Rep. Mike Yantachka

Our three branches of government, Executive, Legislative and Judicial, form an effective system of checks and balances. The executive branch administers and enforces laws passed by the legislative branch, and the judicial branch makes sure the laws and executive actions conform to the U. S. and state constitutions. The executive and legislative branches together determine policies that the Legislature writes into law. Once the policies are enacted it falls to the executive branch to interpret the application of the law. Broad policies often require rules formulated by the executive branch that address specific applications of the law. In Vermont the Legislature has the constitutional authority to review these rules before they go into effect. This is done by a special committee called the Legislative Committee on Administrative Rules (LCAR).

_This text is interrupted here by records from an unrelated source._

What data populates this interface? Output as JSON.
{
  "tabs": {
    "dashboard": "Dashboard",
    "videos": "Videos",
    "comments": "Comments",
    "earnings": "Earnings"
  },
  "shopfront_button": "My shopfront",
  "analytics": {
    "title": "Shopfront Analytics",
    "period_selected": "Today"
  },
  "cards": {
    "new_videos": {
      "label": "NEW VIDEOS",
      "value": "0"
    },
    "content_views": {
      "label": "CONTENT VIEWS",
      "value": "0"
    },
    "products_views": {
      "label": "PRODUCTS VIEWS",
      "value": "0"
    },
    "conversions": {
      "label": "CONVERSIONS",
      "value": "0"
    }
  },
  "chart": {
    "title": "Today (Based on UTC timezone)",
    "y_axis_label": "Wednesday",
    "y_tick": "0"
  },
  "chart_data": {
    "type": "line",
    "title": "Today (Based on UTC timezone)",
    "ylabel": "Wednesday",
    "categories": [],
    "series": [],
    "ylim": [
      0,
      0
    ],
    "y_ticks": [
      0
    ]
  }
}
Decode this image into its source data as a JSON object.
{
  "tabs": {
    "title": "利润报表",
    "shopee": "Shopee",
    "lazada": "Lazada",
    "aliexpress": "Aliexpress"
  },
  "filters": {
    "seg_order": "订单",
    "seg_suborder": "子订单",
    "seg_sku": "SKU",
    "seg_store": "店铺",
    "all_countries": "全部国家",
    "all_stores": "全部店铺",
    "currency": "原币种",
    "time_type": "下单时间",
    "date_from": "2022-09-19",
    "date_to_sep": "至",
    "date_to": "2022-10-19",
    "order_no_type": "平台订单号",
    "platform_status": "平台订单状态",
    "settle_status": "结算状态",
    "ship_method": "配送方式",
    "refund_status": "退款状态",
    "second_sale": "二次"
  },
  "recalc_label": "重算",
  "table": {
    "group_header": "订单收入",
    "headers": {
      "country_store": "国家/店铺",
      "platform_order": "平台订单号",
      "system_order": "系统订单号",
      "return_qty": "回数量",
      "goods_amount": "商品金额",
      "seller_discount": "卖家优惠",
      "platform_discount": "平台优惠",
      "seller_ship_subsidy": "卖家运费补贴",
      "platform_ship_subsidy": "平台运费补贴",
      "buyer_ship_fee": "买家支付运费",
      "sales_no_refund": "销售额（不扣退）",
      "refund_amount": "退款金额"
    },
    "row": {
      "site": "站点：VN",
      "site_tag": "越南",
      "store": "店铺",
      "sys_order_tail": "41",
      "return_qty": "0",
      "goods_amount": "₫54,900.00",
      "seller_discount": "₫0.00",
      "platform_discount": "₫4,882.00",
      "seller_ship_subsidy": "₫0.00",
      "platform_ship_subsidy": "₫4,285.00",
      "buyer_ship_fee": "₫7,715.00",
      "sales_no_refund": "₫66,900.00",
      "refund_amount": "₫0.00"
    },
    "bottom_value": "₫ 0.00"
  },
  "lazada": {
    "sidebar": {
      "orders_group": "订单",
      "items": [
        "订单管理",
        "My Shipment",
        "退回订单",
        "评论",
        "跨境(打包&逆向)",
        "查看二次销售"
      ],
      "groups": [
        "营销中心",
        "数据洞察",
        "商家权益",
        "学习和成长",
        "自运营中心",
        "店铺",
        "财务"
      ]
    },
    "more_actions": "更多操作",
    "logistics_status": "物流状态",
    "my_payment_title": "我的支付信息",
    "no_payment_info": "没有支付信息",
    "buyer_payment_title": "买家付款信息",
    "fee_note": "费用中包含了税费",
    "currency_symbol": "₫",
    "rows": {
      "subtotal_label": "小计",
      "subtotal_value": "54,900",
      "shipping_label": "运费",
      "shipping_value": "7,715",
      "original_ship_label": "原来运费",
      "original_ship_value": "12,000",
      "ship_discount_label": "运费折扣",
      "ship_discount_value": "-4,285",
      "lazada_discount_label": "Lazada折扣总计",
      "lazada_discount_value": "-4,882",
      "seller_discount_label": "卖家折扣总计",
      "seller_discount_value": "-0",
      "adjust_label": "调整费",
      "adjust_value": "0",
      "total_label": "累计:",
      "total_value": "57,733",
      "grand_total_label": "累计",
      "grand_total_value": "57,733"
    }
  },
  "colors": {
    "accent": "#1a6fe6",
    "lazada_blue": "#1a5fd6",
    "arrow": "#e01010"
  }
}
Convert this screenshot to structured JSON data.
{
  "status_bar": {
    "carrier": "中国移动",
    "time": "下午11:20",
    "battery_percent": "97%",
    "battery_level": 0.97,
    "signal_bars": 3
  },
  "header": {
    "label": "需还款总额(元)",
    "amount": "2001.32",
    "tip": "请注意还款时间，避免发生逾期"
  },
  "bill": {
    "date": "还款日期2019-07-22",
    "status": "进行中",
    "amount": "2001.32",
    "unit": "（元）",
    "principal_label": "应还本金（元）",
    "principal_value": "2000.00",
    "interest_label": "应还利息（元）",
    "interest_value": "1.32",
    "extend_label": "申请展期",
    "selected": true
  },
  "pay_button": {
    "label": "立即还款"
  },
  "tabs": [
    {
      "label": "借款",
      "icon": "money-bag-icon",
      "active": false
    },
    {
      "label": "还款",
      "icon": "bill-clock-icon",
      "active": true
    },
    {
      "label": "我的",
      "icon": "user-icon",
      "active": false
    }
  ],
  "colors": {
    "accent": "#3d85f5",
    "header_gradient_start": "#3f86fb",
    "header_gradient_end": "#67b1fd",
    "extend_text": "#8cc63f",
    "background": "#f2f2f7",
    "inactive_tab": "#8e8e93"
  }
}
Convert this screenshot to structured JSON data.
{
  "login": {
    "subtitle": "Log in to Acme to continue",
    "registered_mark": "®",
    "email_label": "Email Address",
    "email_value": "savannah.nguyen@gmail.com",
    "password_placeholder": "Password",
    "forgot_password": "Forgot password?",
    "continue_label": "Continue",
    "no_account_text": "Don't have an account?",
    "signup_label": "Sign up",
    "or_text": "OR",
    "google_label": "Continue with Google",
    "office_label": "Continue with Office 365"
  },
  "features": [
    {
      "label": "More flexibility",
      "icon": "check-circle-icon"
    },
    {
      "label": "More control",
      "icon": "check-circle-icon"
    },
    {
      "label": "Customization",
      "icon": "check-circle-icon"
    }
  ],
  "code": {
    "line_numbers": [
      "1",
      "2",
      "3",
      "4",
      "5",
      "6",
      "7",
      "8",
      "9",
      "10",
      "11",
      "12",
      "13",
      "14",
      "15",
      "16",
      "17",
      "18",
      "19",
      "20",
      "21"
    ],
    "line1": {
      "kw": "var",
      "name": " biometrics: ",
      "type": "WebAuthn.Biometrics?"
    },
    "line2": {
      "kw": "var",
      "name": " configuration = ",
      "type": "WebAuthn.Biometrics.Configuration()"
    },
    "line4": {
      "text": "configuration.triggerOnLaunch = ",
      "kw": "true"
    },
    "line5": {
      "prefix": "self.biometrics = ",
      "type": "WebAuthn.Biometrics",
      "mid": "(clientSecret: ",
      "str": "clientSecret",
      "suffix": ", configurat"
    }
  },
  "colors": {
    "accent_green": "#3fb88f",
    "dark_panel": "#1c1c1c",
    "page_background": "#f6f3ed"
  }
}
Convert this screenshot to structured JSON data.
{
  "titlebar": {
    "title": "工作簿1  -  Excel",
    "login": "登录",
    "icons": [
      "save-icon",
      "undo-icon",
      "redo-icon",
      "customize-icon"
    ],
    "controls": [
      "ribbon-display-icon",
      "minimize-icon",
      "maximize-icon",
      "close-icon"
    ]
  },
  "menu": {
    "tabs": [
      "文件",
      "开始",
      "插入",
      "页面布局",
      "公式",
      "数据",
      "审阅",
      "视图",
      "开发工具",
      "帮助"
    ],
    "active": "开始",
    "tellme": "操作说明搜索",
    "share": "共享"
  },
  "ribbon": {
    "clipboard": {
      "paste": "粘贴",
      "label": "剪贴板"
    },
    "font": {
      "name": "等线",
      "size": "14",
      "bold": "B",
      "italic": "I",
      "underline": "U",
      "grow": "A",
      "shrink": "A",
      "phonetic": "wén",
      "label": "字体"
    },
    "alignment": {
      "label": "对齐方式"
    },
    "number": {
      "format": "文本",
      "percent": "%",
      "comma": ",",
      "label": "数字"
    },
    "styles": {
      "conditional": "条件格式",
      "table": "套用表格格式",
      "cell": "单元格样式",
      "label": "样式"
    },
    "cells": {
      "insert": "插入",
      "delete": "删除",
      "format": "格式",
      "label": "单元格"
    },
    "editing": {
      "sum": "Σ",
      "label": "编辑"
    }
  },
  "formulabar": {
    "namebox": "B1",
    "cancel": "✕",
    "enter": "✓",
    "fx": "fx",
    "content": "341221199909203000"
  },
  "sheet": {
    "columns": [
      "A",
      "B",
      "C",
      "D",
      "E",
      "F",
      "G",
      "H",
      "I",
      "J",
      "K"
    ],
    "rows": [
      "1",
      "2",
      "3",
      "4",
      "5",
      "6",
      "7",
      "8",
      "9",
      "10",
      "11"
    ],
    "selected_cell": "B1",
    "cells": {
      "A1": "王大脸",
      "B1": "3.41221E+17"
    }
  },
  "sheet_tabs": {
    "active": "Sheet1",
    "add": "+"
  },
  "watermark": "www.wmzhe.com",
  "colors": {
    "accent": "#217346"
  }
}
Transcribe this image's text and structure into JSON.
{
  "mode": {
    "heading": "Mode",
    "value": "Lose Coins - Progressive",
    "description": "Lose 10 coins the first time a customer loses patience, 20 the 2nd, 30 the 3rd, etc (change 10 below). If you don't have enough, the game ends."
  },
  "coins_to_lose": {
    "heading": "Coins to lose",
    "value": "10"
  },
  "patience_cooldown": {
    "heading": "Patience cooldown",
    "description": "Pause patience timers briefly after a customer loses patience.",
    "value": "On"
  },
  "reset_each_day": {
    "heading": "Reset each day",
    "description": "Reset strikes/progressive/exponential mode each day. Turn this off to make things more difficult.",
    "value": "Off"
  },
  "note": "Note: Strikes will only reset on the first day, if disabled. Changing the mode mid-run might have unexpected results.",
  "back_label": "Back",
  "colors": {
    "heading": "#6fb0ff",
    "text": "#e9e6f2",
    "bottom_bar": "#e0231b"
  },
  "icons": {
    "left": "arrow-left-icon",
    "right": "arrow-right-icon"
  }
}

In January I was appointed by the Speaker of the House as one of four Representatives and four Senators to LCAR in addition to my duties on the House Energy and Technology Committee. This appointment has given me the opportunity to examine more closely aspects of legislation that I normally would not be familiar with. For example, LCAR recently approved emergency rules issued by the Vermont Department of Health that gives authority to prescribe and dispense buprenorphine and methadone to physician assistants and advanced practice registered nurses. Emergency rules can only be issued in situations where health or safety is impacted and are effective for only 90 days. This gives an agency an opportunity to come up with permanent rules. This rule addressed an immediate need for more health practitioners to provide medically assisted treatment for addicts.

Another rule that was approved addressed the criteria for replacing culverts and bridges. This rule change will allow Vermont to receive FEMA reimbursement for replacing old, inadequate culverts and bridges with more robust structures in response to the more extreme weather events occurring as a result of climate change. When tropical storm Irene washed out so many roads and bridges, FEMA would only reimburse Vermont for the identical size structures replacing the old ones. Most of these were washed out because they were inadequate to handle the storm-induced flow. Common sense would dictate structure redesigns to handle larger flows, but there was no basis in Vermont’s standards to justify federal reimbursement. The new rules will protect Vermont and help save millions of dollars if similar damage occurs in the future.

A much more complicated rule change has been proposed by the Public Service Board regarding the net-metering program for renewable energy. The PSB was tasked to redesign the net-metering rate structure by the Legislature in 2015. Several drafts were proposed during 2015 and 2016 based on changes to renewable energy (RE) policy made by the Legislature in 2016. Hearings were held and hundreds of comments from RE developers, consumers, businesses and state agencies were submitted to the PSB. These comments resulted in further changes to the proposed rules before they were submitted for LCAR review. Over the last few weeks we have been reviewing the rules as well as the comments. It is a painstaking process, but it will ensure that when approved, they will be consistent with law and do not exceed the PSB’s authority.

I encourage you to let me know your concerns and opinions. I can be reached by phone at (802) 233-5238 or by email, and you can find this article and past articles at my website.